BEGIN
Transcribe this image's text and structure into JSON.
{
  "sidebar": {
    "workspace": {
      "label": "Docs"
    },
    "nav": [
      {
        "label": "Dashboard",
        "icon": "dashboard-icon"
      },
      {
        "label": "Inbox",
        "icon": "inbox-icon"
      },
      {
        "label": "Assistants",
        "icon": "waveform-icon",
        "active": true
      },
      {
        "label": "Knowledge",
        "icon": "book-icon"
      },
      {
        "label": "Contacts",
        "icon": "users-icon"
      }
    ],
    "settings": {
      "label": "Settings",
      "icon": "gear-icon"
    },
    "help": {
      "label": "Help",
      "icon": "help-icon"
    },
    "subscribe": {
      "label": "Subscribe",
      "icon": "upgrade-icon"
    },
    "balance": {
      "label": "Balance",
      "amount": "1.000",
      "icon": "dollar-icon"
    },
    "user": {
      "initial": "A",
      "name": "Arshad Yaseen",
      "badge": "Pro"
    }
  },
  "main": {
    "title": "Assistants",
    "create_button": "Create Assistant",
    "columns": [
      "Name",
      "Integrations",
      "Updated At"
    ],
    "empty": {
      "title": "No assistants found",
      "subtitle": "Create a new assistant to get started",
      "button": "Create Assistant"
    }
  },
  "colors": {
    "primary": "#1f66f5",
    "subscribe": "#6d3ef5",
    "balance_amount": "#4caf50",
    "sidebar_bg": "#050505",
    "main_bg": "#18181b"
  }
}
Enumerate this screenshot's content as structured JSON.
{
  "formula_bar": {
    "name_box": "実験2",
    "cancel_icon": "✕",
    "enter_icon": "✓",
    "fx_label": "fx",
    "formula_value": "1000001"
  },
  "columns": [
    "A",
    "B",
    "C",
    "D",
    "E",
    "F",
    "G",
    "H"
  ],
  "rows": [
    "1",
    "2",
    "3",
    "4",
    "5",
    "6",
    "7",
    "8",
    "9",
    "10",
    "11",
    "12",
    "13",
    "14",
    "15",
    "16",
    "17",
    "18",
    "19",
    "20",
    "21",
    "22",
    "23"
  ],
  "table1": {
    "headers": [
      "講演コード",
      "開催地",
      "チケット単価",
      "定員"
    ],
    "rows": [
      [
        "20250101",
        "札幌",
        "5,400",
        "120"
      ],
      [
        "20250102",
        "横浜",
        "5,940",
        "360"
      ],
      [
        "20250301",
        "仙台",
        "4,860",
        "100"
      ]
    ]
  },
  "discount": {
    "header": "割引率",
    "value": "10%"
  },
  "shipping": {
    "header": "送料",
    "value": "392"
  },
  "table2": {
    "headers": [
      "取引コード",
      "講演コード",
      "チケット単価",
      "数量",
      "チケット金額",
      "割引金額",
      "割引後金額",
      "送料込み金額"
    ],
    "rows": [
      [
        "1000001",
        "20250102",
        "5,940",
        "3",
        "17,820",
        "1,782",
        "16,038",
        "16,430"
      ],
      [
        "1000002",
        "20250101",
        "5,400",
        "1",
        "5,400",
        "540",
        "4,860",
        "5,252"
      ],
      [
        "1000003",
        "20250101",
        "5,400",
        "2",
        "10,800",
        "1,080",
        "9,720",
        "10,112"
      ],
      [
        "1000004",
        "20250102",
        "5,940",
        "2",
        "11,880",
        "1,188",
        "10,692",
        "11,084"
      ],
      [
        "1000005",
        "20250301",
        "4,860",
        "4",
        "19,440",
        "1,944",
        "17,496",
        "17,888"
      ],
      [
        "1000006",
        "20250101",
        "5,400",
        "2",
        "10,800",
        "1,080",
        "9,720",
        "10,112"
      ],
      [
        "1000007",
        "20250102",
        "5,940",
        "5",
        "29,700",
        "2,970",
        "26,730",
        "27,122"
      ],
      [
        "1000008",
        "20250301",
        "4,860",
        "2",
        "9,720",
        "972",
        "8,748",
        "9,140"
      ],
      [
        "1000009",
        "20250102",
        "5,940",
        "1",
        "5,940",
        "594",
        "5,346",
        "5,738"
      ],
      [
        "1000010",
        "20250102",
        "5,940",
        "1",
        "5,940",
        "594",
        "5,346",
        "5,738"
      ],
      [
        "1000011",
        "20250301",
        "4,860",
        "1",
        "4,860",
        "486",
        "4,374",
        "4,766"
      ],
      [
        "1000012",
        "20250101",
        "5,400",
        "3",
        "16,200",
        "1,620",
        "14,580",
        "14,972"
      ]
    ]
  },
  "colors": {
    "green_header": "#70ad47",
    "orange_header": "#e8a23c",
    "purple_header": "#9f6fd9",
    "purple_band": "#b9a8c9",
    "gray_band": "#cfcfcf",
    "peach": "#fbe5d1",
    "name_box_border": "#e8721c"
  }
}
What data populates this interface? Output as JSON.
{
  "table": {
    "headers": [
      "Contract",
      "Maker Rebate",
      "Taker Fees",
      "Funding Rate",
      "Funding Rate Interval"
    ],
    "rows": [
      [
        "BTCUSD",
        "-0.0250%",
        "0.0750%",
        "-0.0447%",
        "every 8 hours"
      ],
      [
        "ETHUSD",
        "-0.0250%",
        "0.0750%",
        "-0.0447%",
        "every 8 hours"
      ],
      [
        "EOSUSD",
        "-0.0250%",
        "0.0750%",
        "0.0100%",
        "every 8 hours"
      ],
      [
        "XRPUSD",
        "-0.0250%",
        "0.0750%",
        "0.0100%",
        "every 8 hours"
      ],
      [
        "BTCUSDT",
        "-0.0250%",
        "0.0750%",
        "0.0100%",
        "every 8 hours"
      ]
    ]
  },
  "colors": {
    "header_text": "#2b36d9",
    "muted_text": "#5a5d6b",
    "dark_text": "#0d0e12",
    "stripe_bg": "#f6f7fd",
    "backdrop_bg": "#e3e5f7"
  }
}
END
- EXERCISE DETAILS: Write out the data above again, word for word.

- RESPONSE BELOW:
Transcribe this image's text and structure into JSON.
{
  "sidebar": {
    "workspace": {
      "label": "Docs"
    },
    "nav": [
      {
        "label": "Dashboard",
        "icon": "dashboard-icon"
      },
      {
        "label": "Inbox",
        "icon": "inbox-icon"
      },
      {
        "label": "Assistants",
        "icon": "waveform-icon",
        "active": true
      },
      {
        "label": "Knowledge",
        "icon": "book-icon"
      },
      {
        "label": "Contacts",
        "icon": "users-icon"
      }
    ],
    "settings": {
      "label": "Settings",
      "icon": "gear-icon"
    },
    "help": {
      "label": "Help",
      "icon": "help-icon"
    },
    "subscribe": {
      "label": "Subscribe",
      "icon": "upgrade-icon"
    },
    "balance": {
      "label": "Balance",
      "amount": "1.000",
      "icon": "dollar-icon"
    },
    "user": {
      "initial": "A",
      "name": "Arshad Yaseen",
      "badge": "Pro"
    }
  },
  "main": {
    "title": "Assistants",
    "create_button": "Create Assistant",
    "columns": [
      "Name",
      "Integrations",
      "Updated At"
    ],
    "empty": {
      "title": "No assistants found",
      "subtitle": "Create a new assistant to get started",
      "button": "Create Assistant"
    }
  },
  "colors": {
    "primary": "#1f66f5",
    "subscribe": "#6d3ef5",
    "balance_amount": "#4caf50",
    "sidebar_bg": "#050505",
    "main_bg": "#18181b"
  }
}
Enumerate this screenshot's content as structured JSON.
{
  "formula_bar": {
    "name_box": "実験2",
    "cancel_icon": "✕",
    "enter_icon": "✓",
    "fx_label": "fx",
    "formula_value": "1000001"
  },
  "columns": [
    "A",
    "B",
    "C",
    "D",
    "E",
    "F",
    "G",
    "H"
  ],
  "rows": [
    "1",
    "2",
    "3",
    "4",
    "5",
    "6",
    "7",
    "8",
    "9",
    "10",
    "11",
    "12",
    "13",
    "14",
    "15",
    "16",
    "17",
    "18",
    "19",
    "20",
    "21",
    "22",
    "23"
  ],
  "table1": {
    "headers": [
      "講演コード",
      "開催地",
      "チケット単価",
      "定員"
    ],
    "rows": [
      [
        "20250101",
        "札幌",
        "5,400",
        "120"
      ],
      [
        "20250102",
        "横浜",
        "5,940",
        "360"
      ],
      [
        "20250301",
        "仙台",
        "4,860",
        "100"
      ]
    ]
  },
  "discount": {
    "header": "割引率",
    "value": "10%"
  },
  "shipping": {
    "header": "送料",
    "value": "392"
  },
  "table2": {
    "headers": [
      "取引コード",
      "講演コード",
      "チケット単価",
      "数量",
      "チケット金額",
      "割引金額",
      "割引後金額",
      "送料込み金額"
    ],
    "rows": [
      [
        "1000001",
        "20250102",
        "5,940",
        "3",
        "17,820",
        "1,782",
        "16,038",
        "16,430"
      ],
      [
        "1000002",
        "20250101",
        "5,400",
        "1",
        "5,400",
        "540",
        "4,860",
        "5,252"
      ],
      [
        "1000003",
        "20250101",
        "5,400",
        "2",
        "10,800",
        "1,080",
        "9,720",
        "10,112"
      ],
      [
        "1000004",
        "20250102",
        "5,940",
        "2",
        "11,880",
        "1,188",
        "10,692",
        "11,084"
      ],
      [
        "1000005",
        "20250301",
        "4,860",
        "4",
        "19,440",
        "1,944",
        "17,496",
        "17,888"
      ],
      [
        "1000006",
        "20250101",
        "5,400",
        "2",
        "10,800",
        "1,080",
        "9,720",
        "10,112"
      ],
      [
        "1000007",
        "20250102",
        "5,940",
        "5",
        "29,700",
        "2,970",
        "26,730",
        "27,122"
      ],
      [
        "1000008",
        "20250301",
        "4,860",
        "2",
        "9,720",
        "972",
        "8,748",
        "9,140"
      ],
      [
        "1000009",
        "20250102",
        "5,940",
        "1",
        "5,940",
        "594",
        "5,346",
        "5,738"
      ],
      [
        "1000010",
        "20250102",
        "5,940",
        "1",
        "5,940",
        "594",
        "5,346",
        "5,738"
      ],
      [
        "1000011",
        "20250301",
        "4,860",
        "1",
        "4,860",
        "486",
        "4,374",
        "4,766"
      ],
      [
        "1000012",
        "20250101",
        "5,400",
        "3",
        "16,200",
        "1,620",
        "14,580",
        "14,972"
      ]
    ]
  },
  "colors": {
    "green_header": "#70ad47",
    "orange_header": "#e8a23c",
    "purple_header": "#9f6fd9",
    "purple_band": "#b9a8c9",
    "gray_band": "#cfcfcf",
    "peach": "#fbe5d1",
    "name_box_border": "#e8721c"
  }
}
What data populates this interface? Output as JSON.
{
  "table": {
    "headers": [
      "Contract",
      "Maker Rebate",
      "Taker Fees",
      "Funding Rate",
      "Funding Rate Interval"
    ],
    "rows": [
      [
        "BTCUSD",
        "-0.0250%",
        "0.0750%",
        "-0.0447%",
        "every 8 hours"
      ],
      [
        "ETHUSD",
        "-0.0250%",
        "0.0750%",
        "-0.0447%",
        "every 8 hours"
      ],
      [
        "EOSUSD",
        "-0.0250%",
        "0.0750%",
        "0.0100%",
        "every 8 hours"
      ],
      [
        "XRPUSD",
        "-0.0250%",
        "0.0750%",
        "0.0100%",
        "every 8 hours"
      ],
      [
        "BTCUSDT",
        "-0.0250%",
        "0.0750%",
        "0.0100%",
        "every 8 hours"
      ]
    ]
  },
  "colors": {
    "header_text": "#2b36d9",
    "muted_text": "#5a5d6b",
    "dark_text": "#0d0e12",
    "stripe_bg": "#f6f7fd",
    "backdrop_bg": "#e3e5f7"
  }
}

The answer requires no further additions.